## Aim of the exercise:
Lines below that hold the word "JSON" must be copied in full.

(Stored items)
----------
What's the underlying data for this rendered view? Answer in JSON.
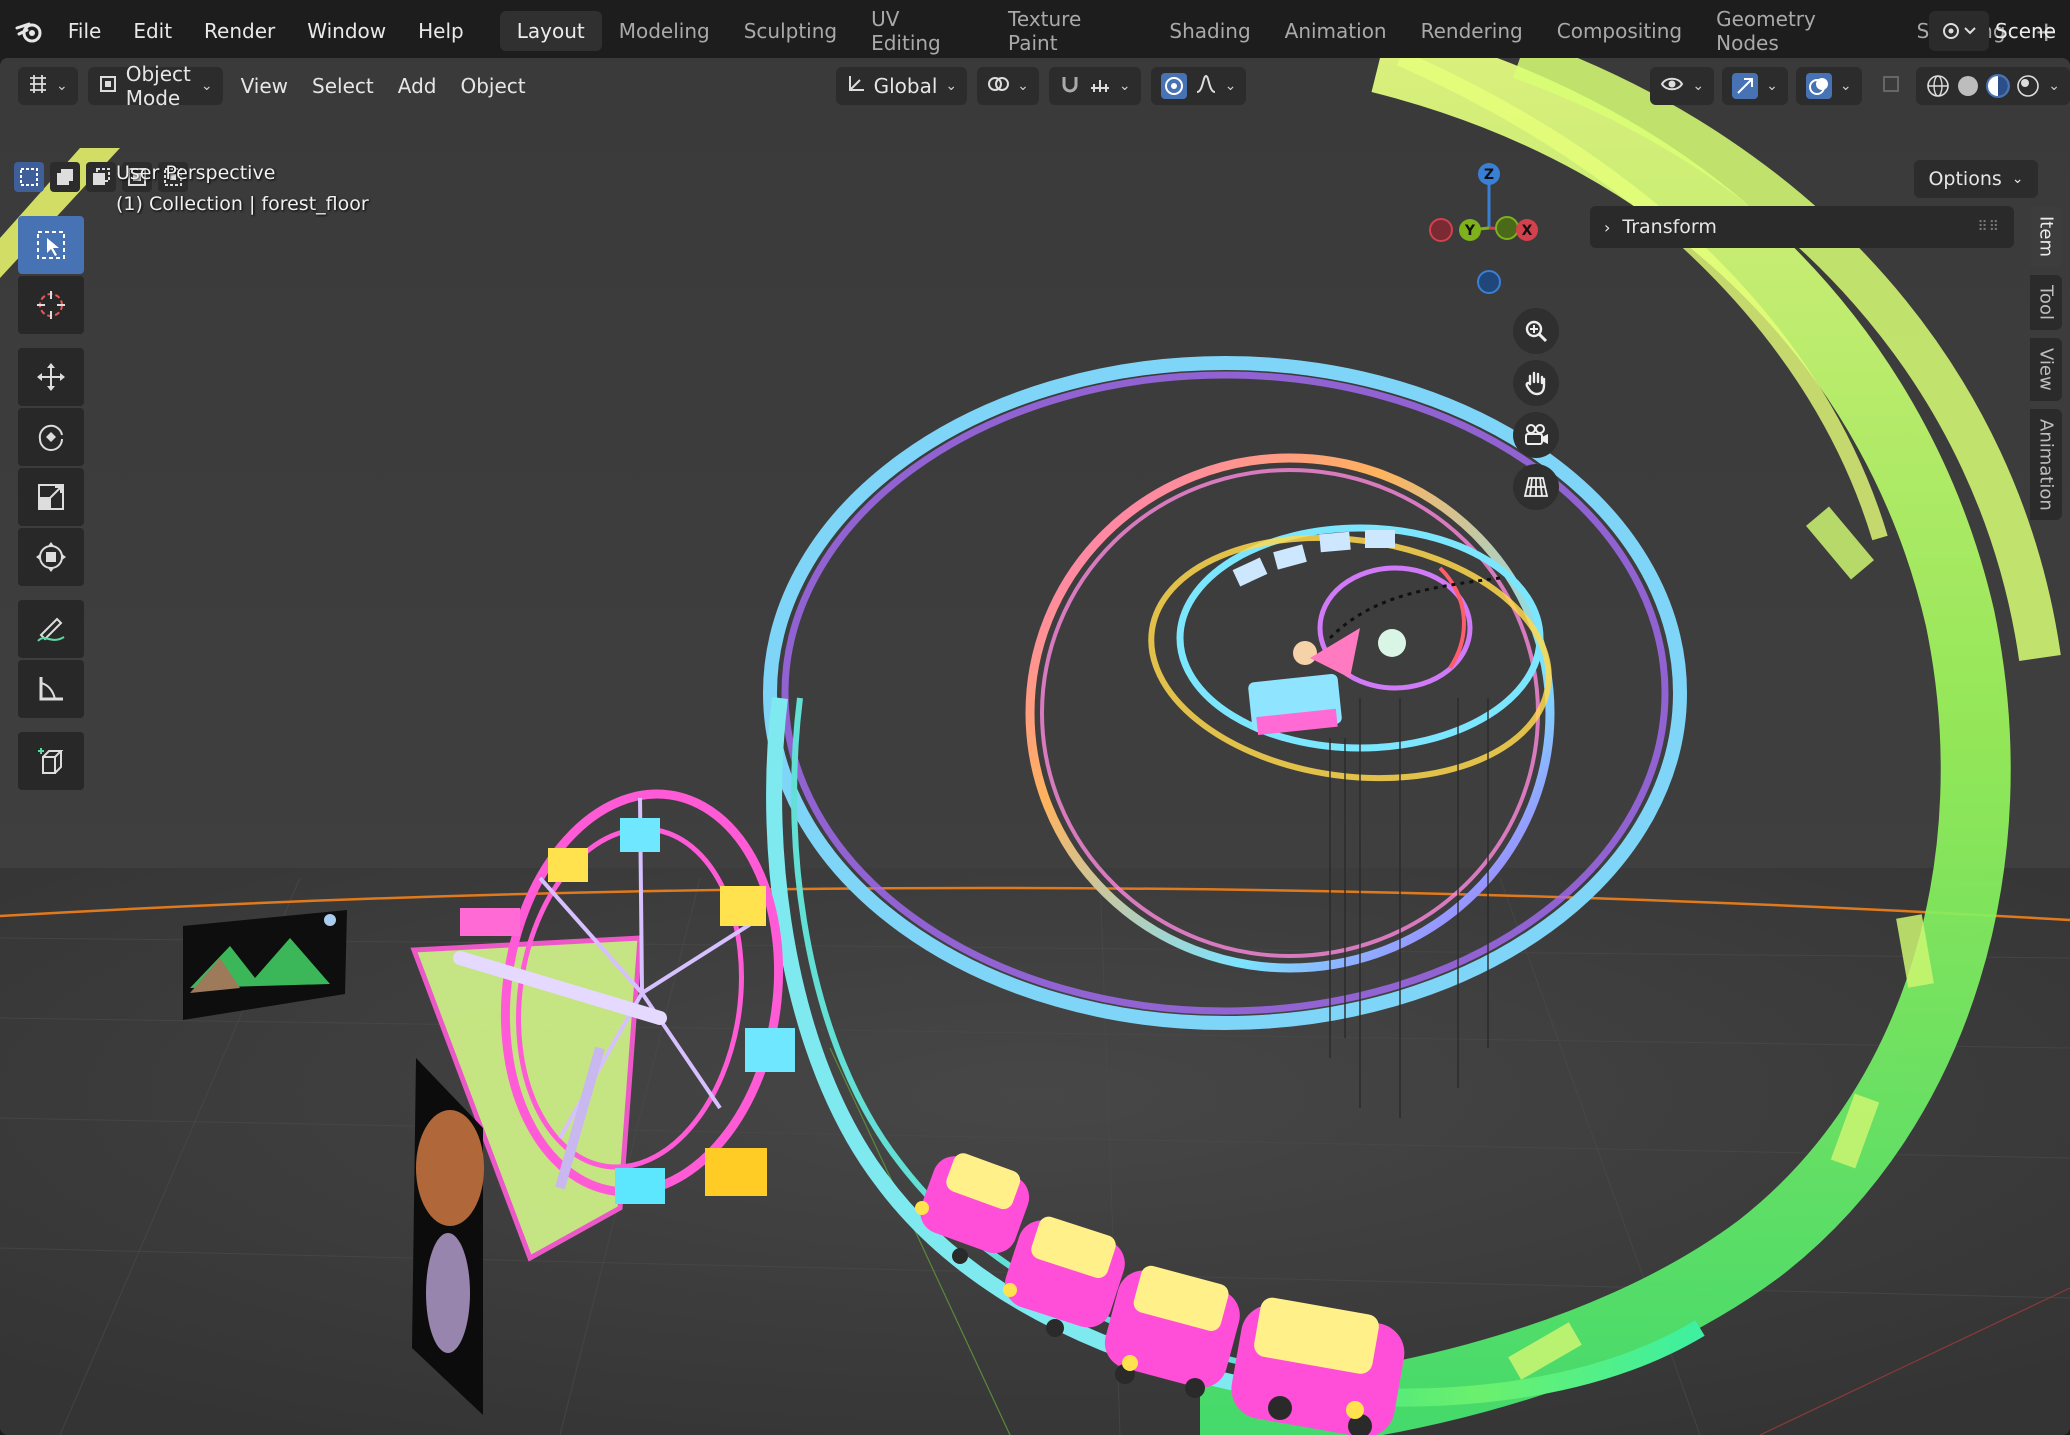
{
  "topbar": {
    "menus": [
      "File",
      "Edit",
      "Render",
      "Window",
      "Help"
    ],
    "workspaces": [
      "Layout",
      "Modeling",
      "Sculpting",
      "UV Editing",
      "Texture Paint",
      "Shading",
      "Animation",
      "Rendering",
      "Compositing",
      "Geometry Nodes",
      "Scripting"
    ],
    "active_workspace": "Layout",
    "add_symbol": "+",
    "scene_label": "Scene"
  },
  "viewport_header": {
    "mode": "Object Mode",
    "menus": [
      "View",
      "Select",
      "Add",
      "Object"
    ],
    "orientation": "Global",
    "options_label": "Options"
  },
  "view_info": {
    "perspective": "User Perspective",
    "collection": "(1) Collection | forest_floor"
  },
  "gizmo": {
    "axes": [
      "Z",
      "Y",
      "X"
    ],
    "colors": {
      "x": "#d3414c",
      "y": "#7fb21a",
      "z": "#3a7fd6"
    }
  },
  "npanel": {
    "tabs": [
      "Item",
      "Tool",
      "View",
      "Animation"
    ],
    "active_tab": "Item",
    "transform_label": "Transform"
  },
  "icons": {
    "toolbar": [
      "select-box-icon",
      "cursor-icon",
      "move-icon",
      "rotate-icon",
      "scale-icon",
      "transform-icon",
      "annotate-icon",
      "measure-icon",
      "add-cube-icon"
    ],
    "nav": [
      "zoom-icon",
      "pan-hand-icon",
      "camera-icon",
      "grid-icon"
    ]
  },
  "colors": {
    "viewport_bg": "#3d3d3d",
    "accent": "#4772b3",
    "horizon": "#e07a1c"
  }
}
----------
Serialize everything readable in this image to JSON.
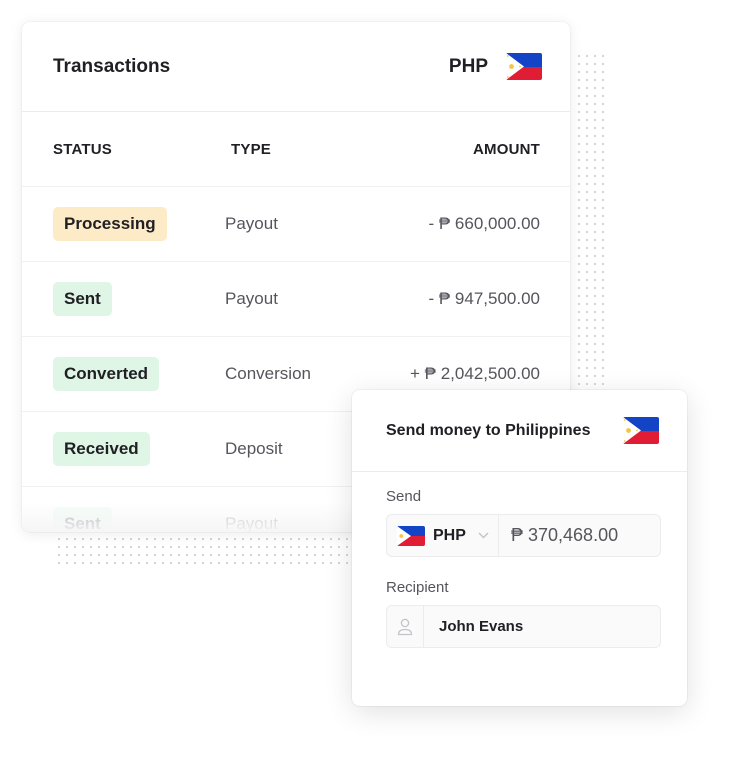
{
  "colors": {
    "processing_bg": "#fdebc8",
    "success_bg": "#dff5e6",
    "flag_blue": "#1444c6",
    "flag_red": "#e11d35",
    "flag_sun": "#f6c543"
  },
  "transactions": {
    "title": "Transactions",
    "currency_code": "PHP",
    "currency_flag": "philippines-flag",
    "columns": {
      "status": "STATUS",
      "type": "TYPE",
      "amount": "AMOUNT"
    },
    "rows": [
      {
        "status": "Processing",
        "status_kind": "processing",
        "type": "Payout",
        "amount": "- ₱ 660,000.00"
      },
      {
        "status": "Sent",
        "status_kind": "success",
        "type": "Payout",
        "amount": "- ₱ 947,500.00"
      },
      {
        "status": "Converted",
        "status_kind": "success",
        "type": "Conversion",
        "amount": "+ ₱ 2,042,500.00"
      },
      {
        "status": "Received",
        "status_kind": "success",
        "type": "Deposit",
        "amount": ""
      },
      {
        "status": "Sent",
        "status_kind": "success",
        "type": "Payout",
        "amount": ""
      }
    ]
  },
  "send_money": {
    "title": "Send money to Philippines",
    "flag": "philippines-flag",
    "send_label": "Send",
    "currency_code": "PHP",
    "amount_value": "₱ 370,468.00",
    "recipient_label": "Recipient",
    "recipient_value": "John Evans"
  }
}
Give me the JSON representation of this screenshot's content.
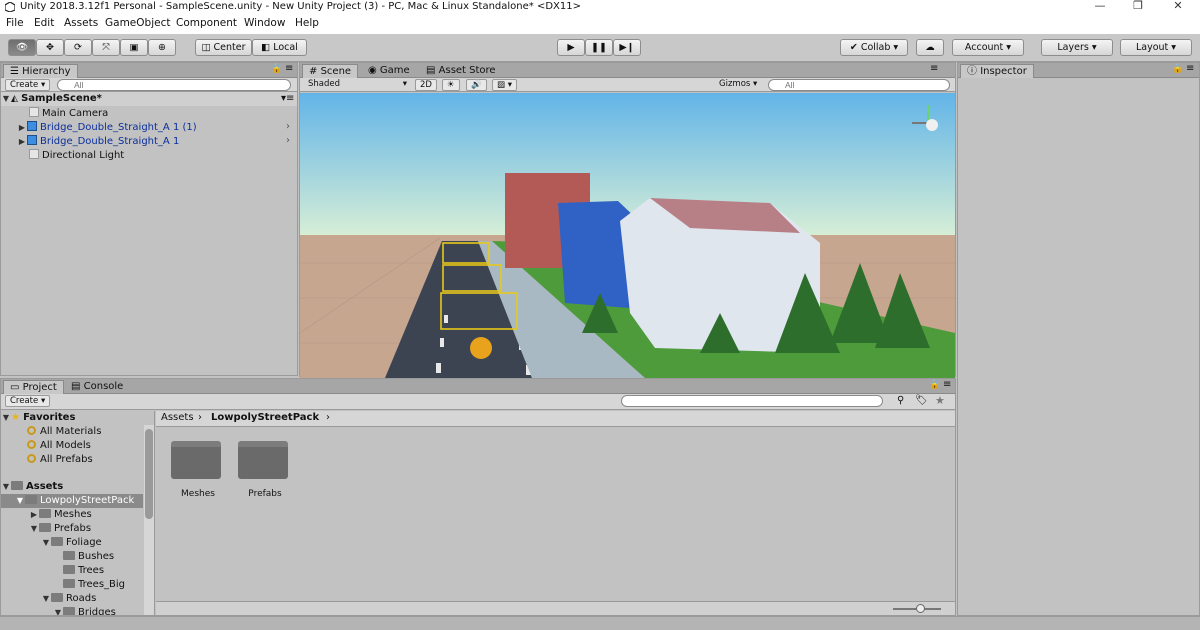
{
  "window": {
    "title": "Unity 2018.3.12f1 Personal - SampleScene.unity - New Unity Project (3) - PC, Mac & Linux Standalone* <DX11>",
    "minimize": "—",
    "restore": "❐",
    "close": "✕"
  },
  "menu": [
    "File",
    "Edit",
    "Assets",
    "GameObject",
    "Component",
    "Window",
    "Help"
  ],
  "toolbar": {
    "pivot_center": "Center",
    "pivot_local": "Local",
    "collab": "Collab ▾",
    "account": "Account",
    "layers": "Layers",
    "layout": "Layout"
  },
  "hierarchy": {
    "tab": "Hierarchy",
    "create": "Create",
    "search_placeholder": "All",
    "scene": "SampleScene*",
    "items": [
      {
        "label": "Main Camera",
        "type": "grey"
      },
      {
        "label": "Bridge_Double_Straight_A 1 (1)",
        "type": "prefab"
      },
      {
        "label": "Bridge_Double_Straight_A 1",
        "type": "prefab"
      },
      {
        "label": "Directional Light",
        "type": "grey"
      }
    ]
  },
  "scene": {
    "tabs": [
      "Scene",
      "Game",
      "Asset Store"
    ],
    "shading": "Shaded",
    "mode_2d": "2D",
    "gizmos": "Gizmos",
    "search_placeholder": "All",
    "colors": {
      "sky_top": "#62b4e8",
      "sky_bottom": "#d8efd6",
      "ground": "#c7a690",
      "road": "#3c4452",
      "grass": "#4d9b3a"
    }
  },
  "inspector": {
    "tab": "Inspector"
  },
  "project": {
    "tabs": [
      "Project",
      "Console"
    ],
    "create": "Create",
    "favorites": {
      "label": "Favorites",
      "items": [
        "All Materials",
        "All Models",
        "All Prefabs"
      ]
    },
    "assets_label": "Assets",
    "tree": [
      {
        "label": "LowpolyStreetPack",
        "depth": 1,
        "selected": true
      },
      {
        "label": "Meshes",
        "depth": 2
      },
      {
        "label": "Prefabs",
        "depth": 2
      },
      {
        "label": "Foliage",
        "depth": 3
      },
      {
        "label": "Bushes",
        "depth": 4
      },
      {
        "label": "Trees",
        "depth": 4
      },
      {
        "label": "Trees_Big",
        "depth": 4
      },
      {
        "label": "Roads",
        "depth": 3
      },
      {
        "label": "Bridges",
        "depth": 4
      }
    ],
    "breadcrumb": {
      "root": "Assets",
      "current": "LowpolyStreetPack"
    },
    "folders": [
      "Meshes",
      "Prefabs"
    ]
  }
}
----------
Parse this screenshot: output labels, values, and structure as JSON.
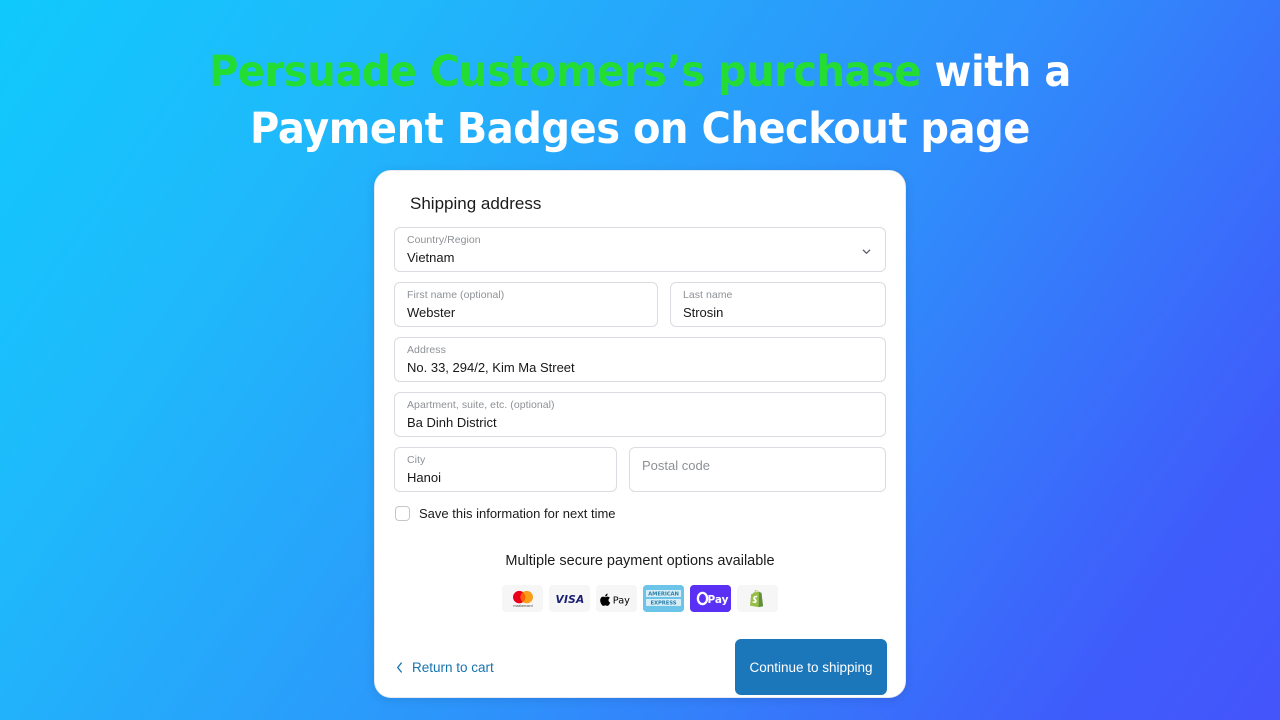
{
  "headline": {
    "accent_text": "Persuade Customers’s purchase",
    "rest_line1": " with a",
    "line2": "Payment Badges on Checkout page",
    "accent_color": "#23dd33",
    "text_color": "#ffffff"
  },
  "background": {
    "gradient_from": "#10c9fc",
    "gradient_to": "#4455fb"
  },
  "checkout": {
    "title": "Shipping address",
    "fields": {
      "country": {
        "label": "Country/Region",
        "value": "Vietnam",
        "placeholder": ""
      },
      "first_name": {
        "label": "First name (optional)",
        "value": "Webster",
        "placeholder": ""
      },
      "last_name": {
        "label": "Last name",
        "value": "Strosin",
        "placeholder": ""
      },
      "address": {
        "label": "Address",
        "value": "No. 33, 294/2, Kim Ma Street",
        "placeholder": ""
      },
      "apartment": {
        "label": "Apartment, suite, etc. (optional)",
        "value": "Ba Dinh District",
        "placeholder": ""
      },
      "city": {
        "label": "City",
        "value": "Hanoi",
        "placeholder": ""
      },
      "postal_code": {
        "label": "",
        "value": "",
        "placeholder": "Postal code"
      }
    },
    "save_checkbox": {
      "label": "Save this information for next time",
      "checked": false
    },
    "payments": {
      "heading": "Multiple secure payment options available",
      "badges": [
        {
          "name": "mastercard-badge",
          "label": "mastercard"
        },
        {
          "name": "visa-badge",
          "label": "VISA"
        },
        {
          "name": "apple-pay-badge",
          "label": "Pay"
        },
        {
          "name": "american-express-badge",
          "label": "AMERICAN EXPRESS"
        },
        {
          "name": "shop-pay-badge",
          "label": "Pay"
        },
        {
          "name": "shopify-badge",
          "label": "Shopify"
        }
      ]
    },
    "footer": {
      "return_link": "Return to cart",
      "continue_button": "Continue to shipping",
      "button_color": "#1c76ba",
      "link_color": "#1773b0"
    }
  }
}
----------
## Exercise result:
What's the underlying data for this rendered view? Answer in JSON.
Serialize everything readable in this image to JSON.
Give me the JSON representation of this screenshot's content.
Parse this screenshot: output labels, values, and structure as JSON.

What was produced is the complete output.